NetWellness is a global, community service providing quality, unbiased health information from our partner university faculty. NetWellness is commercial-free and does not accept advertising.
Thursday, April 17, 2014
Low Blood Pressure after surgery
My 75 year old father had double knee replacement surgery yesterday 1/4/06. His blood pressure never reached a level for him to leave recovery. He went straight to ICU. On 1/5/06 a.m., he received two pints of blood. His blood count had dropped below 30.0. His pressure has not changed much, 84/42....the top number has gone up some and then down but the bottom number really hasn`t changed. What are the reprocussions of a sustained low low blood pressure? Is there anything that should be happening here?
A blood pressure of 85/42 is definitely on the low side for a 75 year old man. There is a wide variation in what is considered normal so one would want to know what his BP usually runs at. The most reliable number as far as blood pressure is concerned is the "mean" BP. A mean BP of at least 50 millimeters of mercury is what we generally aim for, usually a bit higher to be on the safe side.
The cause of low BP are many. There are general categories. There may be not enough circulating blood (e.g. bleeding). The heart may not be pumping adequately (heart attack, heart valve problems, abnormal heart rhythm or rate, the effects of drugs). The blood vessels that hold blood may be open too much ("vasodilation)(allergic reactions, infection, drugs). One cause of vasodilation is epidural anesthesia, which your father may have received for his double knee replacement.

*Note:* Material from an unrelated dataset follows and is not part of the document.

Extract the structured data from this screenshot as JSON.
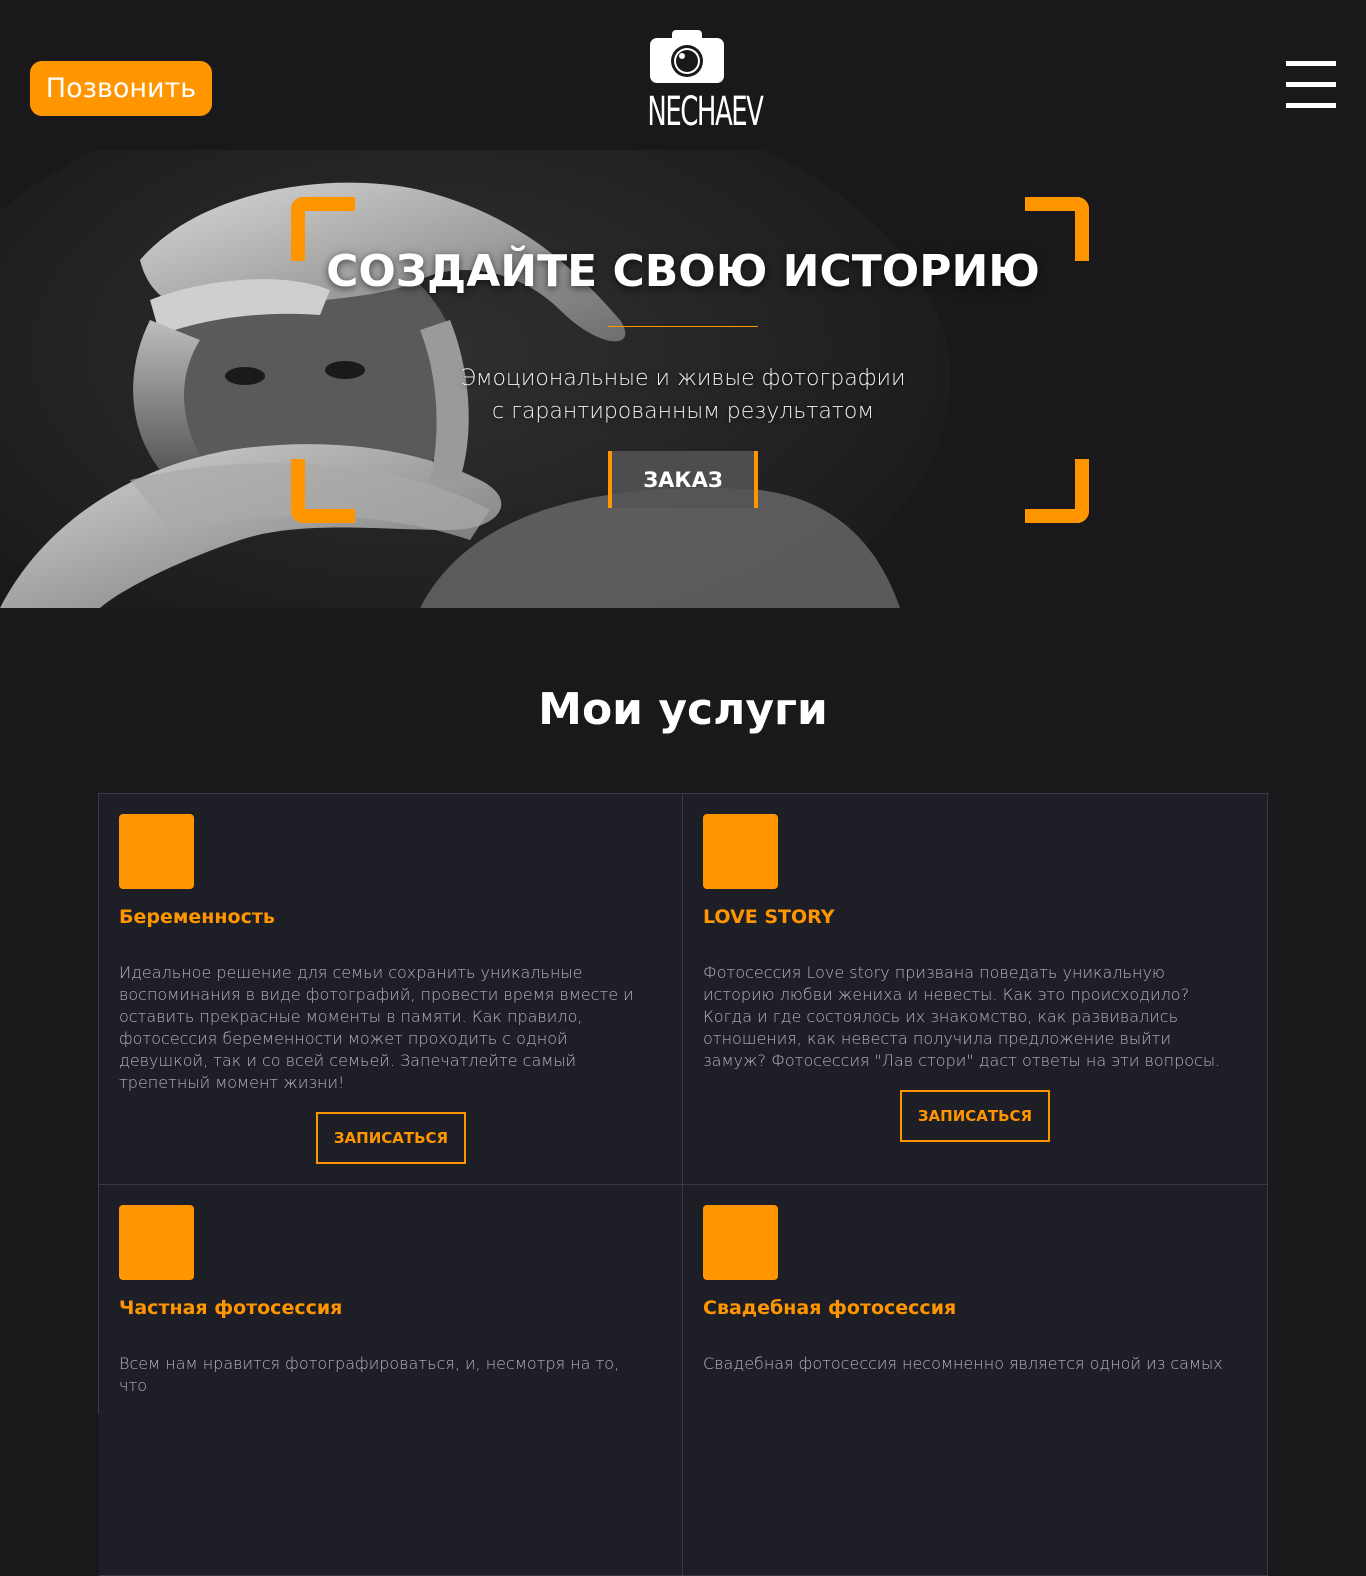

However the BP-lowering effects of epidural anesthesia are terminated after a few hours.
When the blood pressure is low the "vital" organs (heart, brain, kidneys) may not receive enough oxygen. The function of the vital organs decreases. If the ischemia continues long enough the damage may be permanent (heart attack, stroke, kidney failure).
Low blood pressure should be treated promptly while a search is undertaken for the cause. Supportive treatment includes oxygen, intravenous fluids or blood, and drugs which increase the pressure by acting on blood vessels or making the heart beat more strongly.
Gareth S Kantor, MD
Assistant Professor of Anesthesiology
School of Medicine
Case Western Reserve University